* [Dataset entries]
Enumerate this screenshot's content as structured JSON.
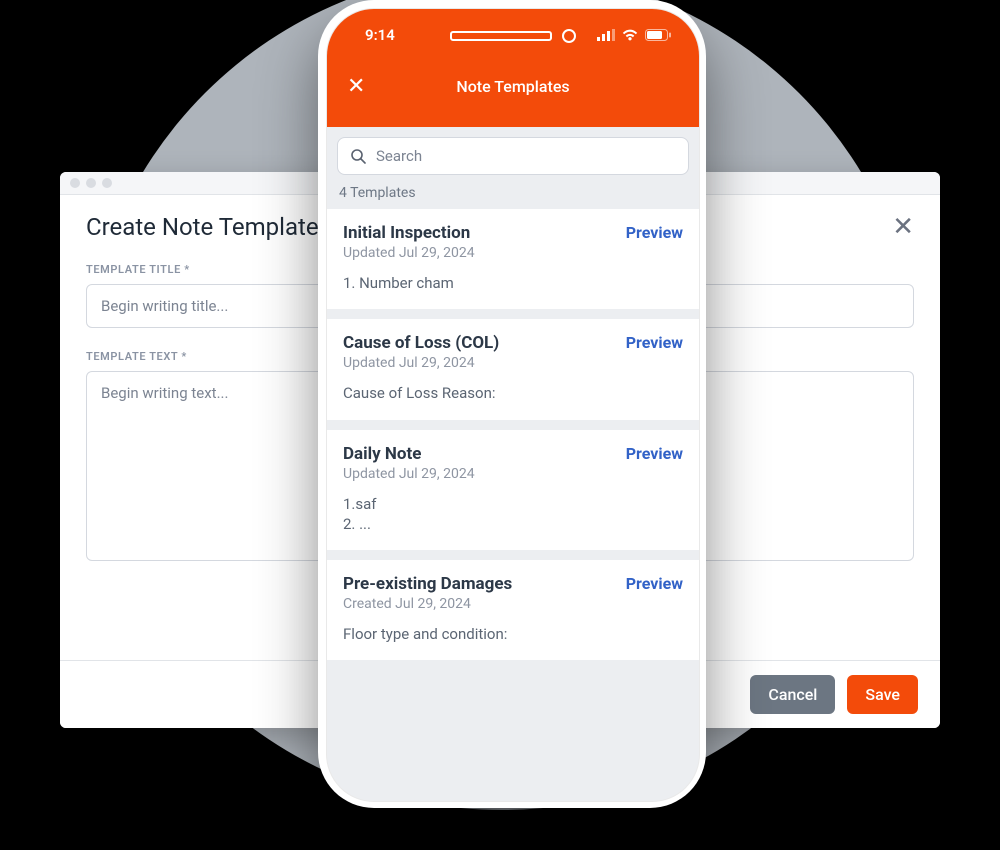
{
  "status": {
    "time": "9:14"
  },
  "desktop": {
    "title": "Create Note Template",
    "field_title_label": "TEMPLATE TITLE *",
    "title_placeholder": "Begin writing title...",
    "field_text_label": "TEMPLATE TEXT *",
    "text_placeholder": "Begin writing text...",
    "cancel_label": "Cancel",
    "save_label": "Save"
  },
  "phone": {
    "header_title": "Note Templates",
    "search_placeholder": "Search",
    "count_label": "4 Templates",
    "preview_label": "Preview",
    "templates": [
      {
        "title": "Initial Inspection",
        "meta": "Updated Jul 29, 2024",
        "body": "1. Number cham"
      },
      {
        "title": "Cause of Loss (COL)",
        "meta": "Updated Jul 29, 2024",
        "body": "Cause of Loss Reason:"
      },
      {
        "title": "Daily Note",
        "meta": "Updated Jul 29, 2024",
        "body": "1.saf\n2. ..."
      },
      {
        "title": "Pre-existing Damages",
        "meta": "Created Jul 29, 2024",
        "body": "Floor type and condition:"
      }
    ]
  },
  "colors": {
    "accent": "#f34b0a",
    "link": "#3262c7"
  }
}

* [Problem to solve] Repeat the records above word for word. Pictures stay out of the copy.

* [Exercise answer]
Enumerate this screenshot's content as structured JSON.
{
  "status": {
    "time": "9:14"
  },
  "desktop": {
    "title": "Create Note Template",
    "field_title_label": "TEMPLATE TITLE *",
    "title_placeholder": "Begin writing title...",
    "field_text_label": "TEMPLATE TEXT *",
    "text_placeholder": "Begin writing text...",
    "cancel_label": "Cancel",
    "save_label": "Save"
  },
  "phone": {
    "header_title": "Note Templates",
    "search_placeholder": "Search",
    "count_label": "4 Templates",
    "preview_label": "Preview",
    "templates": [
      {
        "title": "Initial Inspection",
        "meta": "Updated Jul 29, 2024",
        "body": "1. Number cham"
      },
      {
        "title": "Cause of Loss (COL)",
        "meta": "Updated Jul 29, 2024",
        "body": "Cause of Loss Reason:"
      },
      {
        "title": "Daily Note",
        "meta": "Updated Jul 29, 2024",
        "body": "1.saf\n2. ..."
      },
      {
        "title": "Pre-existing Damages",
        "meta": "Created Jul 29, 2024",
        "body": "Floor type and condition:"
      }
    ]
  },
  "colors": {
    "accent": "#f34b0a",
    "link": "#3262c7"
  }
}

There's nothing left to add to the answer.